Data records for software interfaces:
↓↓↓
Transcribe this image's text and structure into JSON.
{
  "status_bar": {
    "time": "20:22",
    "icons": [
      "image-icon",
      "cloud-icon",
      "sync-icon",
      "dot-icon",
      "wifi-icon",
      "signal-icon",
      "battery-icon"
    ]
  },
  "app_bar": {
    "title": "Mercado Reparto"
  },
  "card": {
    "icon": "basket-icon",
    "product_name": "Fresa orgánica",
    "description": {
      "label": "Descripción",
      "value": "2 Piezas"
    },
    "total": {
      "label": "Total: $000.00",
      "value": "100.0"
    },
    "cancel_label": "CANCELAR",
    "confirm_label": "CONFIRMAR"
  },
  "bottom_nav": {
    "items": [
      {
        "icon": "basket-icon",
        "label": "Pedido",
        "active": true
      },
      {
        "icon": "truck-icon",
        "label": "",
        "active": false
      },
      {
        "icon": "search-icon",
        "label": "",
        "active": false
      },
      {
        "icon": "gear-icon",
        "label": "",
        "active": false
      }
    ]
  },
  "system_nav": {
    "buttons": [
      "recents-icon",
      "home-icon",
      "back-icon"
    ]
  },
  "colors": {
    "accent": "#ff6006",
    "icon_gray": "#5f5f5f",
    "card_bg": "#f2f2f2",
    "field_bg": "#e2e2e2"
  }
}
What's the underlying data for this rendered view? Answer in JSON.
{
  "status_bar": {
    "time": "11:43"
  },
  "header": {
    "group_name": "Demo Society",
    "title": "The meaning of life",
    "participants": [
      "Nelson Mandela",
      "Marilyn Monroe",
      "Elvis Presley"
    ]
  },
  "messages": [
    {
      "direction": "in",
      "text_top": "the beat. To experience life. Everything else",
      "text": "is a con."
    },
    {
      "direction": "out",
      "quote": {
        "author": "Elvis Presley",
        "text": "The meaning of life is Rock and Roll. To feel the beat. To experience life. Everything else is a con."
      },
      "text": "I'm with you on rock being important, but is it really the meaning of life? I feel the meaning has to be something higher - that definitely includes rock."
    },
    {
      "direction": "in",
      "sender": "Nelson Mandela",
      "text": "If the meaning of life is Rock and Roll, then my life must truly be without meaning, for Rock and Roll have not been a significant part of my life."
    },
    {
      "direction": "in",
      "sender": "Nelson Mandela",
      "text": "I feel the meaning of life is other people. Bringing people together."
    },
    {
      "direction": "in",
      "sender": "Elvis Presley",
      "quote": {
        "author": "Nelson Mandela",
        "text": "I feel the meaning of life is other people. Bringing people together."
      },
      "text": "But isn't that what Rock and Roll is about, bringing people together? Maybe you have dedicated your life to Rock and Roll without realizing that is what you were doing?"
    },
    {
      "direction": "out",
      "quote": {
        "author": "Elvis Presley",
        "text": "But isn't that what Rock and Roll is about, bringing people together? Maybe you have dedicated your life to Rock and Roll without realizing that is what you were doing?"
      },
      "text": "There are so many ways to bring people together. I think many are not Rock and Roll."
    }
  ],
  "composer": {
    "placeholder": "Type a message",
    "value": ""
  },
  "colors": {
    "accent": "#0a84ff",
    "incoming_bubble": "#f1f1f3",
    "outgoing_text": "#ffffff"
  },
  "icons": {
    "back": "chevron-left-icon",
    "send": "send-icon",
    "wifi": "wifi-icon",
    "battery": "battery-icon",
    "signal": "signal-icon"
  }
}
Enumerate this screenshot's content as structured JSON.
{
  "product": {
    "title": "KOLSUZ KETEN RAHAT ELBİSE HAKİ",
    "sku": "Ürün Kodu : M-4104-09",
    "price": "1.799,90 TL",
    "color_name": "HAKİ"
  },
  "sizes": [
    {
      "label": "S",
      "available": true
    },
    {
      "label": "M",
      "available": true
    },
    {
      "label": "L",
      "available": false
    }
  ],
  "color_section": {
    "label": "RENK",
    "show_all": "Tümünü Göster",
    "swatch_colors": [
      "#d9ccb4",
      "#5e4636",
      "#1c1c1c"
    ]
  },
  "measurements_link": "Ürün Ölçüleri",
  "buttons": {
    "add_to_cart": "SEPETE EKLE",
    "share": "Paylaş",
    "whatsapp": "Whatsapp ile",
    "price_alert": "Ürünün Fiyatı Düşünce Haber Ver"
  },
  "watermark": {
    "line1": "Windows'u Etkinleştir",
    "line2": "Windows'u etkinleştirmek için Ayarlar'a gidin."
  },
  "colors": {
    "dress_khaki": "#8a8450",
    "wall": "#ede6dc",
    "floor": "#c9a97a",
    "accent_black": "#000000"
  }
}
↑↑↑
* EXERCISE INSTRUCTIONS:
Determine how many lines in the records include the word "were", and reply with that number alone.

* WRITTEN ANSWER:
2